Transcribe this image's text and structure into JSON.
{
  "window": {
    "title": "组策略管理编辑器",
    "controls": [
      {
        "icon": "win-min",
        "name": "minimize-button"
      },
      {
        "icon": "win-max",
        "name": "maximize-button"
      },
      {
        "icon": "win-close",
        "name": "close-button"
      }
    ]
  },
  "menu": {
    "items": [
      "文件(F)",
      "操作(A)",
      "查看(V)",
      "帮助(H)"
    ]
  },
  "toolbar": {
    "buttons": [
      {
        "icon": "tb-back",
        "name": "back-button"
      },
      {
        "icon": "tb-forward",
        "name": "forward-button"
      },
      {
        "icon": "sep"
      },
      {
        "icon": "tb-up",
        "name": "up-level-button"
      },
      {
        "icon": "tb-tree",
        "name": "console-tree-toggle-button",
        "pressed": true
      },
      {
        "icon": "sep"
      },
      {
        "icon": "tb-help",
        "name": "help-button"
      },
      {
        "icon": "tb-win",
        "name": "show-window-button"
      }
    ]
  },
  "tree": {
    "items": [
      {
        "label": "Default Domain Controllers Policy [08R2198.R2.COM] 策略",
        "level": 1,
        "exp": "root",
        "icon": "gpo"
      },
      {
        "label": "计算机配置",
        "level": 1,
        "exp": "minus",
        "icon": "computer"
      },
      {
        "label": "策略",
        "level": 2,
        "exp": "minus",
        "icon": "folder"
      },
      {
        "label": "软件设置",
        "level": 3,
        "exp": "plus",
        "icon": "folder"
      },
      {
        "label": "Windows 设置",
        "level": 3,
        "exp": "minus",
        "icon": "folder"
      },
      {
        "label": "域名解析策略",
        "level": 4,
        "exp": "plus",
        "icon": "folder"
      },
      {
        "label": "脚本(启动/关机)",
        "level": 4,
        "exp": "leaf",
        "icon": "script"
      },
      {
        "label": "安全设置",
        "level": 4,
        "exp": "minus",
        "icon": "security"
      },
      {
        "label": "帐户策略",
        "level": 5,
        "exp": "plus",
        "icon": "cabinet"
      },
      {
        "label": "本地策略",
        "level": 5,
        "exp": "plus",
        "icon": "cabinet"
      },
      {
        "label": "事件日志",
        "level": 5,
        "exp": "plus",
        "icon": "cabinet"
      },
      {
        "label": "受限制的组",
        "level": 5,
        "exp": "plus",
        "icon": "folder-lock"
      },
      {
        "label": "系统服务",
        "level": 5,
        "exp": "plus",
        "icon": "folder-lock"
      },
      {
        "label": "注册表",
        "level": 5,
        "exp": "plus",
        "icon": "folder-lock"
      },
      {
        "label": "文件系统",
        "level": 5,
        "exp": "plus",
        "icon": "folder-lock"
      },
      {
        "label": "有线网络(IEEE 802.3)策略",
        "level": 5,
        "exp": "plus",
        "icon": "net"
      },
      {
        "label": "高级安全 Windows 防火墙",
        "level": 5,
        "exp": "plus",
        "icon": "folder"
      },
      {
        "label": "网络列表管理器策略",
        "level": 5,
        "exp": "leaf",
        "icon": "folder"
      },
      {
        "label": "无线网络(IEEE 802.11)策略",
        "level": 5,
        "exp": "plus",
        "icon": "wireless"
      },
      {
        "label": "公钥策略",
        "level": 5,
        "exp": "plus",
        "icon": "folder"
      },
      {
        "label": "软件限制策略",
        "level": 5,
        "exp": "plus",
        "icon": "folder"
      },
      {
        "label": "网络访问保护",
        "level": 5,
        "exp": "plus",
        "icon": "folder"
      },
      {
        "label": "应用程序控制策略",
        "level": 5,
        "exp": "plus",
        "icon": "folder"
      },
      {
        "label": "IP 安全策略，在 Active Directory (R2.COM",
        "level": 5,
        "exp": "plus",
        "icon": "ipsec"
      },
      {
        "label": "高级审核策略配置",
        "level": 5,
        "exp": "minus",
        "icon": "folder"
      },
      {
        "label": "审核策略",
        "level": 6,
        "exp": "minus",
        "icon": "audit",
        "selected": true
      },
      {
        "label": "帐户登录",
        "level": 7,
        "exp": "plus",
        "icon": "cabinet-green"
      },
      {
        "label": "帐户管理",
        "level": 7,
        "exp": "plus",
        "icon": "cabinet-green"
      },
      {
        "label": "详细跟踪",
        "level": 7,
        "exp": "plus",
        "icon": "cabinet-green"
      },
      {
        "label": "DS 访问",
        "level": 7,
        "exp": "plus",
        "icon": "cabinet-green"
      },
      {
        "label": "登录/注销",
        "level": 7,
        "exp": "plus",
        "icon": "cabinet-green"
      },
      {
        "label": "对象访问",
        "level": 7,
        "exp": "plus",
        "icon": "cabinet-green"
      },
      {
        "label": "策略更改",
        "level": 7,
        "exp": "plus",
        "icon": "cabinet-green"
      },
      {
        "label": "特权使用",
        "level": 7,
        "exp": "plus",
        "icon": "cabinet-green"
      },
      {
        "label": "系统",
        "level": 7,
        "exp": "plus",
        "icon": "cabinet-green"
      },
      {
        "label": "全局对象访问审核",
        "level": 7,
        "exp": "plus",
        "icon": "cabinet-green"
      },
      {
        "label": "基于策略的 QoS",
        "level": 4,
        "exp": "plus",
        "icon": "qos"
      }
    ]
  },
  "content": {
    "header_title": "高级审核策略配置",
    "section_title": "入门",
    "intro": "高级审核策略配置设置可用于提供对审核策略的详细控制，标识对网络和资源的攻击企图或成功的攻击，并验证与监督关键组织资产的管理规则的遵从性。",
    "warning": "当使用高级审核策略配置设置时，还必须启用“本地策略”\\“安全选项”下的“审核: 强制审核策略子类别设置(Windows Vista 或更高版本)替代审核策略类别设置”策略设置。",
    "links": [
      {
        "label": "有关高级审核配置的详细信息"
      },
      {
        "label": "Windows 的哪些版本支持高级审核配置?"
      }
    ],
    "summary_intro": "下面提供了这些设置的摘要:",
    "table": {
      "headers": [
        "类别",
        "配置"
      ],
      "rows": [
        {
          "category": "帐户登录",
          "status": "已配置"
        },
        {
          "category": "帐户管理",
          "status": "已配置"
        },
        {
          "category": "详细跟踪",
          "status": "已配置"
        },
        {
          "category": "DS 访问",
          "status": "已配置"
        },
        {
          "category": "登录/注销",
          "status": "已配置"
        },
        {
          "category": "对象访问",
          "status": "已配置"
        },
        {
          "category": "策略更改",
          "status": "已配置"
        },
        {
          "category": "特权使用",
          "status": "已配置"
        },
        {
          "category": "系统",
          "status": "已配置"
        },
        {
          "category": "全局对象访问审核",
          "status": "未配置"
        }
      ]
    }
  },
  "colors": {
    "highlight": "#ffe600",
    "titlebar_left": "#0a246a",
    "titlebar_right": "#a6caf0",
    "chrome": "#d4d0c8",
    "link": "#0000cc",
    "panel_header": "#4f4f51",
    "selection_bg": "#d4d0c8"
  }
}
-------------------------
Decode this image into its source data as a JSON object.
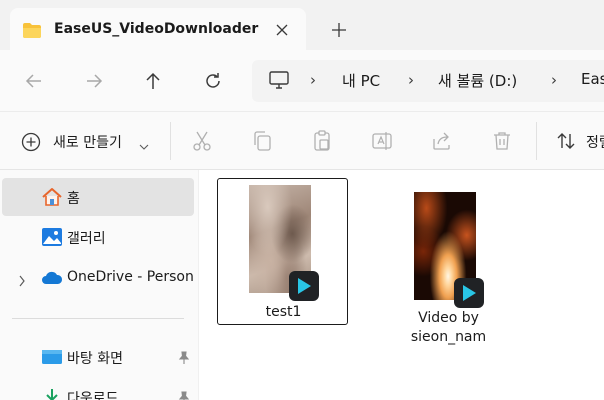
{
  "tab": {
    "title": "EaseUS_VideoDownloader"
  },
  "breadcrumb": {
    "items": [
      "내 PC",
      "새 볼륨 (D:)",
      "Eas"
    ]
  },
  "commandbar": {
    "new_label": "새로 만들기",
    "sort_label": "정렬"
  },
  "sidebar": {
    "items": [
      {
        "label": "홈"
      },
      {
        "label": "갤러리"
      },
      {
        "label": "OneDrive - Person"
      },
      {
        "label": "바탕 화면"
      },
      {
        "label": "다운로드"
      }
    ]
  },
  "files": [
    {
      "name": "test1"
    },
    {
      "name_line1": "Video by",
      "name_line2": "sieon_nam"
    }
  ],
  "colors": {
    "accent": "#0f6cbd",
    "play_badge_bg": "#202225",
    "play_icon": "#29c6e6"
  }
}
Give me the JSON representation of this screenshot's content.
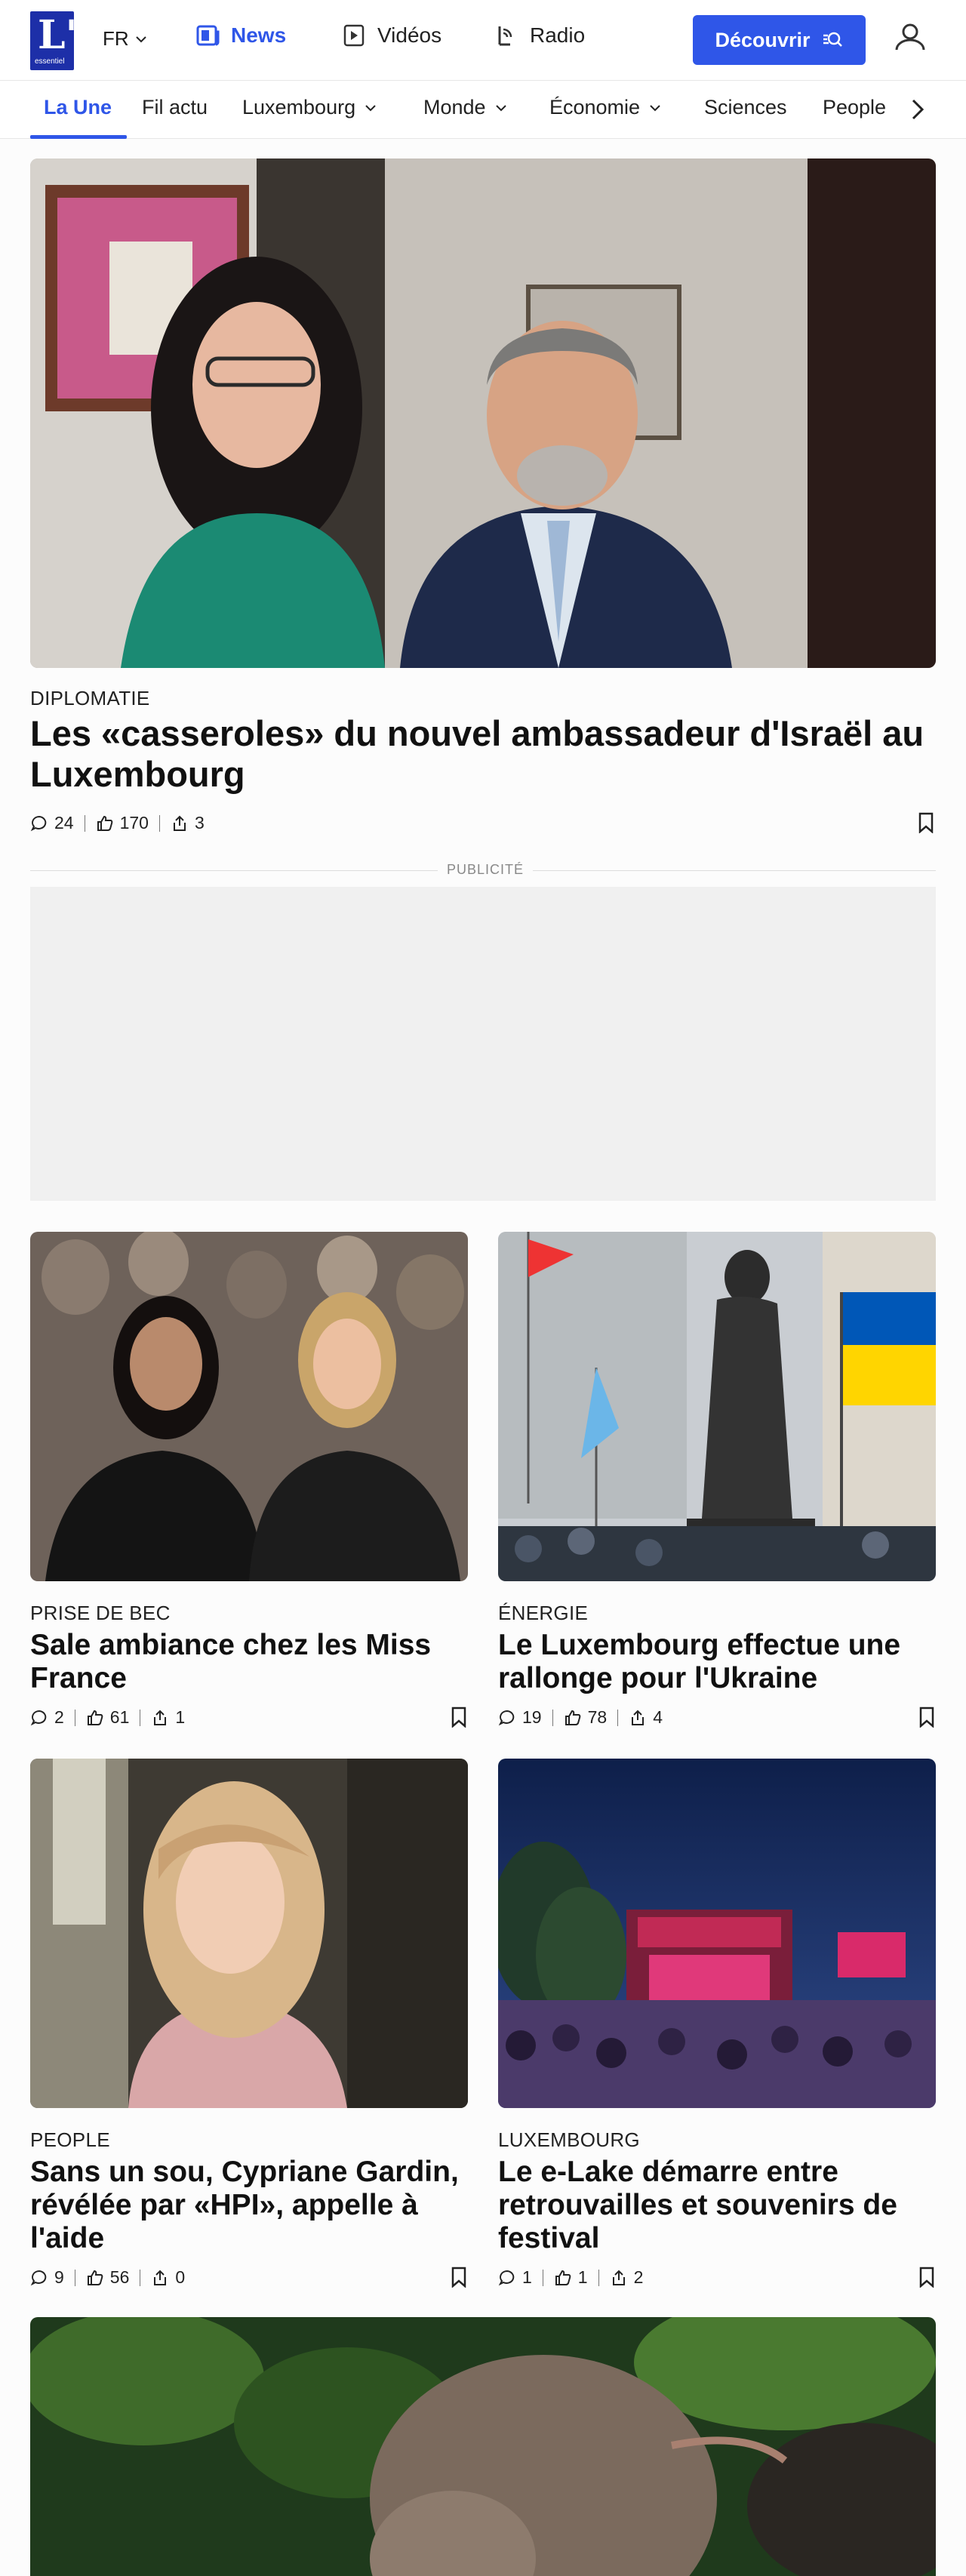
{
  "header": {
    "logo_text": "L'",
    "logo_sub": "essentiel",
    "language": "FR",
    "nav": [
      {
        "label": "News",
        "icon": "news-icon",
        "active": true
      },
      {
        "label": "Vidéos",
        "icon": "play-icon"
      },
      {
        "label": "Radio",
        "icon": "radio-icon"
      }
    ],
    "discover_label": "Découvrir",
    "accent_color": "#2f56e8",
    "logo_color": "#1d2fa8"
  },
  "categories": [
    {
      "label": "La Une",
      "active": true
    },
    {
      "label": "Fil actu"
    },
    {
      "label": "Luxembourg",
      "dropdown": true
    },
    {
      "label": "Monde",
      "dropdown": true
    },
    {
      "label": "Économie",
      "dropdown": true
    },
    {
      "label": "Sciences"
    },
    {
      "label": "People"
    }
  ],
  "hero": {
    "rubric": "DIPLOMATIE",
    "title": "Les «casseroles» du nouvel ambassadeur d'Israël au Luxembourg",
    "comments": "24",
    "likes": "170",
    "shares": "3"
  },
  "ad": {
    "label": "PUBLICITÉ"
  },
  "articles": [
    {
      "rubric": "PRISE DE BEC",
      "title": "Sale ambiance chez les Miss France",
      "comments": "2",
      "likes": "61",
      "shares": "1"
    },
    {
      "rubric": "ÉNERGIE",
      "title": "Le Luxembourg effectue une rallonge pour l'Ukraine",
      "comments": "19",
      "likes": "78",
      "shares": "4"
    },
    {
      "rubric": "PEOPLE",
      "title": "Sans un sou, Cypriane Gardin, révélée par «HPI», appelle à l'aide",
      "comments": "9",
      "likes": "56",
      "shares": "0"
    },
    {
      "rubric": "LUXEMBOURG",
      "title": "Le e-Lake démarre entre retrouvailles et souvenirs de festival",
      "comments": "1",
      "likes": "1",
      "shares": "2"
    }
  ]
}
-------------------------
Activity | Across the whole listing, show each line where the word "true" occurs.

Result |
        "pressed": true
        "selected": true
        "active": true
      "active": true
      "dropdown": true
      "dropdown": true
      "dropdown": true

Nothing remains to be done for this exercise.